This plague patient is displaying a swollen, ruptured inguinal lymph node, or buboe.
Centers for Disease Control and Prevention<p>Still, hundreds of people develop bubonic plague every year. In the U.S., a handful of cases occur annually, particularly in New Mexico, Arizona and Colorado, <a href="https://www.cdc.gov/plague/faq/index.html" target="_blank">where habitats allow the bacteria to spread more easily among wild rodent populations</a>. But these cases are very rare, mainly because you need to be in close contact with rodents in order to get infected. And though plague can spread from human to human, this <a href="https://www.healthline.com/health-news/seriously-dont-worry-about-the-plague#Heres-how-the-plague-spreads" target="_blank">only occurs with pneumonic plague</a>, and transmission is also rare.</p>
A new swine flu in China<p>Last week, researchers in China also reported another public health concern: a new virus that has "all the essential hallmarks" of a pandemic virus.<br></p><p>In a paper published in the <a href="https://www.pnas.org/content/early/2020/06/23/1921186117" target="_blank">Proceedings of the National Academy of Sciences</a>, researchers say the virus was discovered in pigs in China, and it descended from the H1N1 virus, commonly called "swine flu." That virus was able to transmit from human to human, and it killed an estimated 151,700 to 575,400 people worldwide from 2009 to 2010, according to the Centers for Disease Control and Prevention.</p>There's no evidence showing that the new virus can spread from person to person. But the researchers did find that 10 percent of swine workers had been infected by the virus, called G4 reassortant EA H1N1. This level of infectivity raises concerns, because it "greatly enhances the opportunity for virus adaptation in humans and raises concerns for the possible generation of pandemic viruses," the researchers wrote.
The word "learning" opens up space for more people, places, and ideas.
- The terms 'education' and 'learning' are often used interchangeably, but there is a cultural connotation to the former that can be limiting. Education naturally links to schooling, which is only one form of learning.
- Gregg Behr, founder and co-chair of Remake Learning, believes that this small word shift opens up the possibilities in terms of how and where learning can happen. It also becomes a more inclusive practice, welcoming in a larger, more diverse group of thinkers.
- Post-COVID, the way we think about what learning looks like will inevitably change, so it's crucial to adjust and begin building the necessary support systems today.
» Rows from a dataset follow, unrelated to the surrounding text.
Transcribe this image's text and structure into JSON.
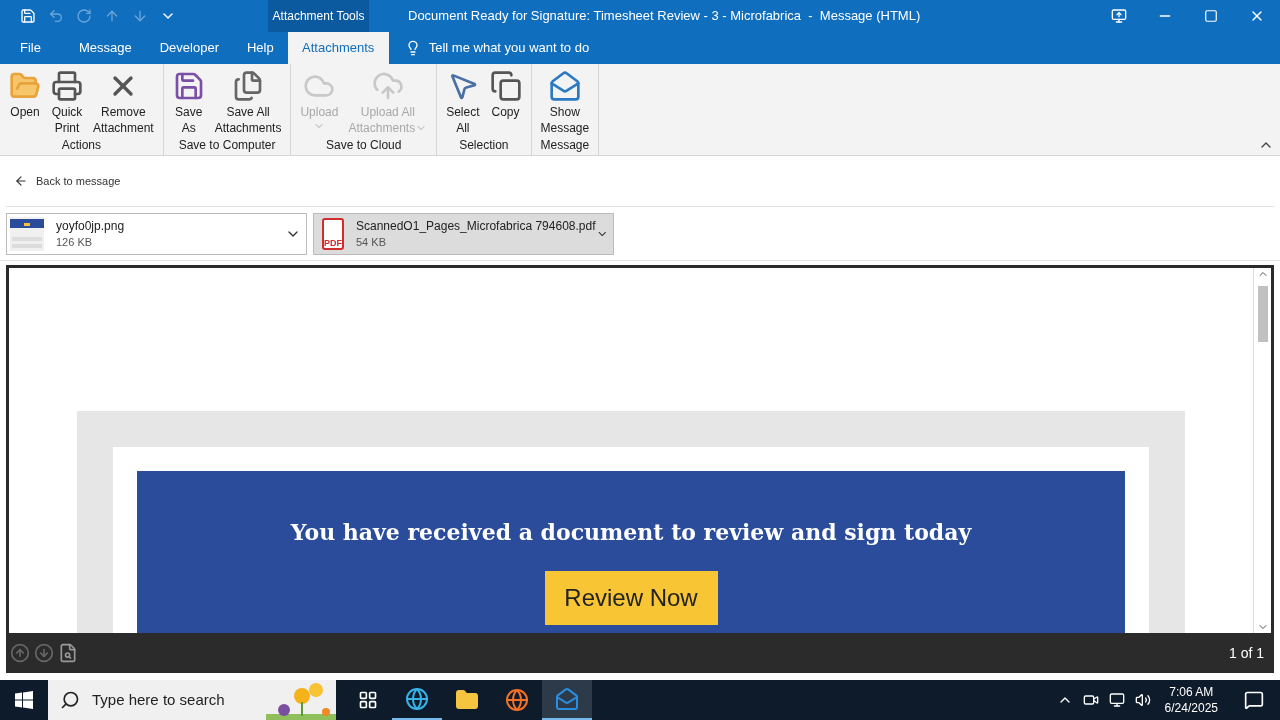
{
  "window": {
    "title": "Document Ready for Signature: Timesheet Review - 3 - Microfabrica  -  Message (HTML)",
    "context_tab_group": "Attachment Tools"
  },
  "quick_access": [
    {
      "kind": "save",
      "disabled": false
    },
    {
      "kind": "undo",
      "disabled": true
    },
    {
      "kind": "redo",
      "disabled": true
    },
    {
      "kind": "up",
      "disabled": true
    },
    {
      "kind": "down",
      "disabled": true
    },
    {
      "kind": "customize",
      "disabled": false
    }
  ],
  "tabs": [
    {
      "label": "File",
      "selected": false
    },
    {
      "label": "Message",
      "selected": false
    },
    {
      "label": "Developer",
      "selected": false
    },
    {
      "label": "Help",
      "selected": false
    },
    {
      "label": "Attachments",
      "selected": true
    }
  ],
  "tell_me": {
    "placeholder": "Tell me what you want to do"
  },
  "ribbon_groups": [
    {
      "label": "Actions",
      "buttons": [
        {
          "kind": "open",
          "lines": [
            "Open"
          ],
          "disabled": false,
          "dropdown": false
        },
        {
          "kind": "print",
          "lines": [
            "Quick",
            "Print"
          ],
          "disabled": false,
          "dropdown": false
        },
        {
          "kind": "remove",
          "lines": [
            "Remove",
            "Attachment"
          ],
          "disabled": false,
          "dropdown": false
        }
      ]
    },
    {
      "label": "Save to Computer",
      "buttons": [
        {
          "kind": "save",
          "lines": [
            "Save",
            "As"
          ],
          "disabled": false,
          "dropdown": false
        },
        {
          "kind": "saveall",
          "lines": [
            "Save All",
            "Attachments"
          ],
          "disabled": false,
          "dropdown": false
        }
      ]
    },
    {
      "label": "Save to Cloud",
      "buttons": [
        {
          "kind": "upload",
          "lines": [
            "Upload"
          ],
          "disabled": true,
          "dropdown": true
        },
        {
          "kind": "uploadall",
          "lines": [
            "Upload All",
            "Attachments"
          ],
          "disabled": true,
          "dropdown": true
        }
      ]
    },
    {
      "label": "Selection",
      "buttons": [
        {
          "kind": "select",
          "lines": [
            "Select",
            "All"
          ],
          "disabled": false,
          "dropdown": false
        },
        {
          "kind": "copy",
          "lines": [
            "Copy"
          ],
          "disabled": false,
          "dropdown": false
        }
      ]
    },
    {
      "label": "Message",
      "buttons": [
        {
          "kind": "show",
          "lines": [
            "Show",
            "Message"
          ],
          "disabled": false,
          "dropdown": false
        }
      ]
    }
  ],
  "back_link": "Back to message",
  "attachments": [
    {
      "name": "yoyfo0jp.png",
      "size": "126 KB",
      "selected": false
    },
    {
      "kind": "pdf",
      "name": "ScannedO1_Pages_Microfabrica 794608.pdf",
      "size": "54 KB",
      "selected": true
    }
  ],
  "pdf_icon_label": "PDF",
  "preview": {
    "heading": "You have received a document to review and sign today",
    "button": "Review Now",
    "page_count": "1 of 1"
  },
  "taskbar": {
    "search_placeholder": "Type here to search",
    "time": "7:06 AM",
    "date": "6/24/2025"
  }
}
Scientists uncovered the secrets of what drove some of the world's last remaining woolly mammoths to extinction.
Every summer, children on the Alaskan island of St Paul cool down in Lake Hill, a crater lake in an extinct volcano – unaware of the mysteries that lie beneath.
The coronavirus pandemic has brought out the perception of selfishness among many.
- Selfish behavior has been analyzed by philosophers and psychologists for centuries.
- New research shows people may be wired for altruistic behavior and get more benefits from it.
- Times of crisis tend to increase self-centered acts.